Tanzania has recognized the private sector’s role in tourism development from scratch a few years back to a multi-billion-dollar industry.
Permanent Secretary for Natural Resources and Tourism, Prof. Adolf Mkenda, said without tour operators, the government couldn’t have been able to nurture tourism into a leading industry in terms of foreign currency earnings.
Indeed, tourism is Tanzania’s largest foreign exchange earner, contributing an average of $2.5 billion annually, which is equivalent to 25 per cent of all exchange earnings, the government data indicates.
Tourism also contributes to more than 17.5 per cent of the national gross domestic product (GDP), creating more than 1.5 million jobs.
“We appreciate the role the tour operators play in propelling tourism industry growth. Keep it up, and we in the government will play our facilitative role,” Prof. Mkenda said during the 2019 Dinner Gala organized jointly by the Tanzania Association of Tour Operators (TATO) and National Microfinance Bank (NMB) Plc.
Truly, tourism is characterized as being a sector that stands out as one of the business activities with the greatest potential for expansion, as well as an engine for economic growth in Tanzania.
In such a competitive sector as tourism, the soft-spoken Prof. Mkenda said companies should develop synergies and achieve a competitive advantage.
In this context, public-private partnerships play an important role in tourism development.
For many, this year’s dinner was memorable for many reasons. Among the extraordinary events that will go down into history was when the TATO Chairman, Willy Chambulo, successfully managed to reconcile the 2 rival members, namely Hanspaul and RSA during the occasion.

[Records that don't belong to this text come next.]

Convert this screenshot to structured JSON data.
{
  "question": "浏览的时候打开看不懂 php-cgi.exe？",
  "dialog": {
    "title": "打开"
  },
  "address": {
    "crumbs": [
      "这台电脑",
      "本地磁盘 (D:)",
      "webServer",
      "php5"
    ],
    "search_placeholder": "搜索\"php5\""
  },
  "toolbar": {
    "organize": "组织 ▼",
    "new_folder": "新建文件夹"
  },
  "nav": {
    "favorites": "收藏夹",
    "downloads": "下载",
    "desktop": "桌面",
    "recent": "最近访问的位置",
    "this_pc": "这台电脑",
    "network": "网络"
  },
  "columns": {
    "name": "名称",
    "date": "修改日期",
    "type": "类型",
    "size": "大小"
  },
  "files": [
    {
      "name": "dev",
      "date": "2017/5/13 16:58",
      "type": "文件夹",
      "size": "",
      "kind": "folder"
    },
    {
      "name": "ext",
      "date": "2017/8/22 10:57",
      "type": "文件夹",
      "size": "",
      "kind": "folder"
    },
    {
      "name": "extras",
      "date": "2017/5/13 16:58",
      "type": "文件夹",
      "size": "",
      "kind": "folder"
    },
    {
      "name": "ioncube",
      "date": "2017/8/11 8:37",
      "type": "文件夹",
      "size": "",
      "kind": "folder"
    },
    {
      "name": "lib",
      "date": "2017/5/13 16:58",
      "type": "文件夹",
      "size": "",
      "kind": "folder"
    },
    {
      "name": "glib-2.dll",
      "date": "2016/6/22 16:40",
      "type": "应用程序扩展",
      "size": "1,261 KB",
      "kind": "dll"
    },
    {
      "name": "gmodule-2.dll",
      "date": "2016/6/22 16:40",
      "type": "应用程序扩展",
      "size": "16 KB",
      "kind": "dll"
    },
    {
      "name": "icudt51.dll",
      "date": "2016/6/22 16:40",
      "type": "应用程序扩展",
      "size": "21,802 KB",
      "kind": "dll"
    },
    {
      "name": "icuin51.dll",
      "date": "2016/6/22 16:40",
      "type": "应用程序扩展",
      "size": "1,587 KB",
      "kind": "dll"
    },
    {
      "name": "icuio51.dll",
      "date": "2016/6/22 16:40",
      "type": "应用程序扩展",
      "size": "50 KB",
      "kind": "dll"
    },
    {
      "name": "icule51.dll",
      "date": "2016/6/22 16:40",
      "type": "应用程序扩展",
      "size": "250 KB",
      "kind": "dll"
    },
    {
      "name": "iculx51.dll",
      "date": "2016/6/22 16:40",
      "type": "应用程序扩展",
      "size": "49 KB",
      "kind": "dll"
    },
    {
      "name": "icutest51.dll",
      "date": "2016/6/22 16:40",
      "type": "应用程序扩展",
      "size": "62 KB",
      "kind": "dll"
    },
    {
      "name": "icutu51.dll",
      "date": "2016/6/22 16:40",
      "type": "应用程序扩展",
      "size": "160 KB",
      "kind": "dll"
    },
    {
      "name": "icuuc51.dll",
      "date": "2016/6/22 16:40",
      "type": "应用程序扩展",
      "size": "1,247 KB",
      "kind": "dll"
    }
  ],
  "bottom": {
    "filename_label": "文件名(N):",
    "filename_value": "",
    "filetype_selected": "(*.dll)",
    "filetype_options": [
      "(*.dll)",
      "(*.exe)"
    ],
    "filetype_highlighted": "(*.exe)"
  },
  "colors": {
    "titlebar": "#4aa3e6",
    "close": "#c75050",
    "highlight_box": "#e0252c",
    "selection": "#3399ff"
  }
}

The two are the manufacturers of tourist vehicles, specifically dealing with the bodies’ conversion, famously as “warbus.”
It came as a surprise when Chambulo took a bold and wise decision to call upon members for unity and love among themselves owing to the fact that there are still many fishes in the sea of business, hence no need to fight against each other.
Another remarkable episode was when the TATO founding Chairman, Merwyn Nunes, advocated for the “one window for government payment to enhance compliance” in his vote of thanks.
Prof. Mkenda, on the other hand, reassured the industry players of the government’s commitments and called upon the tour operators to invest in newly-established national park tours.
He was clearly impressed, commending TATO and NMB for organizing such a useful event, which brought industry players together.
NMB’s Chief Retail Banker, Filbert Mponzi, informed the industry players that his financial institution has rolled out tour vehicle loans in its latest efforts to support the tourism industry and TATO members in particular.
For his part, TATO CEO, Sirili Akko, said the private sector’s success story proves Henry Ford’s passage: “Coming together is the beginning; keeping together is progress; working together is a success.”